[Extracted data]

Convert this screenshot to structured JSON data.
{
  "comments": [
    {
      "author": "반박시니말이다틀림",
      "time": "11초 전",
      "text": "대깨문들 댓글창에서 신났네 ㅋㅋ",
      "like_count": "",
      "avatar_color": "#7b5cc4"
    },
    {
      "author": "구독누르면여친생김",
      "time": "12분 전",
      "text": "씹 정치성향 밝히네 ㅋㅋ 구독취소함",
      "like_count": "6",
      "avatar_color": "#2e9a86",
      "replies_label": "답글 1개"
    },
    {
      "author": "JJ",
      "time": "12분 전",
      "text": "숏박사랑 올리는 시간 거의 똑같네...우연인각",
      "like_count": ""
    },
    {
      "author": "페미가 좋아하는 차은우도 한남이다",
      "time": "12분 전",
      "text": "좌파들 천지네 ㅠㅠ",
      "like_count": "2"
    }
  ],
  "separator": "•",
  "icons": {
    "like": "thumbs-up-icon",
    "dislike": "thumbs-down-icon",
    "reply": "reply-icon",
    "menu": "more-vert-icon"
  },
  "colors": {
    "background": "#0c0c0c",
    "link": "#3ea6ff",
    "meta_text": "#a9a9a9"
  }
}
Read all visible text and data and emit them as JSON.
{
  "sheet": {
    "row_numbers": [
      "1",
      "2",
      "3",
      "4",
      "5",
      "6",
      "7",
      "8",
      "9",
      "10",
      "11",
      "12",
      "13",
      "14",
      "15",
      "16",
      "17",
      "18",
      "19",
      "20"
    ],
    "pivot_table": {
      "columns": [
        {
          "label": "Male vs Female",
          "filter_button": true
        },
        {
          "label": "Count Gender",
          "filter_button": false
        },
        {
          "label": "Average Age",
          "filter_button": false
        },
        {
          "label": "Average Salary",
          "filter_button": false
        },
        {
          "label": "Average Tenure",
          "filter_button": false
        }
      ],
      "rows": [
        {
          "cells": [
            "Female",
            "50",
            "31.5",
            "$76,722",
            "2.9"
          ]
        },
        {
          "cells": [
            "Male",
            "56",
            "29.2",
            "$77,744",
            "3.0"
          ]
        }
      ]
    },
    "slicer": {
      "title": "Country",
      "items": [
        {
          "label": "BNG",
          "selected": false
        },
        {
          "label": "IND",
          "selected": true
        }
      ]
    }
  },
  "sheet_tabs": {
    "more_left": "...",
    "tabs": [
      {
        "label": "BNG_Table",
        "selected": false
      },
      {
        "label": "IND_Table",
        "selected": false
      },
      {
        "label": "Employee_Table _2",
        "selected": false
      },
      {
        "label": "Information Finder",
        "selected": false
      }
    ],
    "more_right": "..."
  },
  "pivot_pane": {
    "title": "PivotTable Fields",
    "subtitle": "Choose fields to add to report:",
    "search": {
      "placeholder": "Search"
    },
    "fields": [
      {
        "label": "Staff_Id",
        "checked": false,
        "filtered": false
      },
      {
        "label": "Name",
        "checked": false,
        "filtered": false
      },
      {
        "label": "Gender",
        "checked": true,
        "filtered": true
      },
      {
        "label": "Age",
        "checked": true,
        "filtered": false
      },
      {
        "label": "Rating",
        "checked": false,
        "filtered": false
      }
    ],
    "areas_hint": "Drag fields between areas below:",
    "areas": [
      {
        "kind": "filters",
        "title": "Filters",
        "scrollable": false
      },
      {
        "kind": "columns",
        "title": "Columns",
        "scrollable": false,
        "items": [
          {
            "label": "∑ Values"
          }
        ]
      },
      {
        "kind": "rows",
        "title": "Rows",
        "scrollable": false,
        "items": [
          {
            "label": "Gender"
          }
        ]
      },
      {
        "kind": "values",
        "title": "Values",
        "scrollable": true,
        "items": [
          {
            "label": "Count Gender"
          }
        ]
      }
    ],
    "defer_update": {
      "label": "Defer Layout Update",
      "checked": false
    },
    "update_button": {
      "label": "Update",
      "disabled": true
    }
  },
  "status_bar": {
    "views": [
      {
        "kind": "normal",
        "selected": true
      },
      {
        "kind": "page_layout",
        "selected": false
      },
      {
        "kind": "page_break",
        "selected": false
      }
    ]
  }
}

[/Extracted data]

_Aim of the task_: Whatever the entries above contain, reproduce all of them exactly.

_Exercise response_:
Convert this screenshot to structured JSON data.
{
  "comments": [
    {
      "author": "반박시니말이다틀림",
      "time": "11초 전",
      "text": "대깨문들 댓글창에서 신났네 ㅋㅋ",
      "like_count": "",
      "avatar_color": "#7b5cc4"
    },
    {
      "author": "구독누르면여친생김",
      "time": "12분 전",
      "text": "씹 정치성향 밝히네 ㅋㅋ 구독취소함",
      "like_count": "6",
      "avatar_color": "#2e9a86",
      "replies_label": "답글 1개"
    },
    {
      "author": "JJ",
      "time": "12분 전",
      "text": "숏박사랑 올리는 시간 거의 똑같네...우연인각",
      "like_count": ""
    },
    {
      "author": "페미가 좋아하는 차은우도 한남이다",
      "time": "12분 전",
      "text": "좌파들 천지네 ㅠㅠ",
      "like_count": "2"
    }
  ],
  "separator": "•",
  "icons": {
    "like": "thumbs-up-icon",
    "dislike": "thumbs-down-icon",
    "reply": "reply-icon",
    "menu": "more-vert-icon"
  },
  "colors": {
    "background": "#0c0c0c",
    "link": "#3ea6ff",
    "meta_text": "#a9a9a9"
  }
}
Read all visible text and data and emit them as JSON.
{
  "sheet": {
    "row_numbers": [
      "1",
      "2",
      "3",
      "4",
      "5",
      "6",
      "7",
      "8",
      "9",
      "10",
      "11",
      "12",
      "13",
      "14",
      "15",
      "16",
      "17",
      "18",
      "19",
      "20"
    ],
    "pivot_table": {
      "columns": [
        {
          "label": "Male vs Female",
          "filter_button": true
        },
        {
          "label": "Count Gender",
          "filter_button": false
        },
        {
          "label": "Average Age",
          "filter_button": false
        },
        {
          "label": "Average Salary",
          "filter_button": false
        },
        {
          "label": "Average Tenure",
          "filter_button": false
        }
      ],
      "rows": [
        {
          "cells": [
            "Female",
            "50",
            "31.5",
            "$76,722",
            "2.9"
          ]
        },
        {
          "cells": [
            "Male",
            "56",
            "29.2",
            "$77,744",
            "3.0"
          ]
        }
      ]
    },
    "slicer": {
      "title": "Country",
      "items": [
        {
          "label": "BNG",
          "selected": false
        },
        {
          "label": "IND",
          "selected": true
        }
      ]
    }
  },
  "sheet_tabs": {
    "more_left": "...",
    "tabs": [
      {
        "label": "BNG_Table",
        "selected": false
      },
      {
        "label": "IND_Table",
        "selected": false
      },
      {
        "label": "Employee_Table _2",
        "selected": false
      },
      {
        "label": "Information Finder",
        "selected": false
      }
    ],
    "more_right": "..."
  },
  "pivot_pane": {
    "title": "PivotTable Fields",
    "subtitle": "Choose fields to add to report:",
    "search": {
      "placeholder": "Search"
    },
    "fields": [
      {
        "label": "Staff_Id",
        "checked": false,
        "filtered": false
      },
      {
        "label": "Name",
        "checked": false,
        "filtered": false
      },
      {
        "label": "Gender",
        "checked": true,
        "filtered": true
      },
      {
        "label": "Age",
        "checked": true,
        "filtered": false
      },
      {
        "label": "Rating",
        "checked": false,
        "filtered": false
      }
    ],
    "areas_hint": "Drag fields between areas below:",
    "areas": [
      {
        "kind": "filters",
        "title": "Filters",
        "scrollable": false
      },
      {
        "kind": "columns",
        "title": "Columns",
        "scrollable": false,
        "items": [
          {
            "label": "∑ Values"
          }
        ]
      },
      {
        "kind": "rows",
        "title": "Rows",
        "scrollable": false,
        "items": [
          {
            "label": "Gender"
          }
        ]
      },
      {
        "kind": "values",
        "title": "Values",
        "scrollable": true,
        "items": [
          {
            "label": "Count Gender"
          }
        ]
      }
    ],
    "defer_update": {
      "label": "Defer Layout Update",
      "checked": false
    },
    "update_button": {
      "label": "Update",
      "disabled": true
    }
  },
  "status_bar": {
    "views": [
      {
        "kind": "normal",
        "selected": true
      },
      {
        "kind": "page_layout",
        "selected": false
      },
      {
        "kind": "page_break",
        "selected": false
      }
    ]
  }
}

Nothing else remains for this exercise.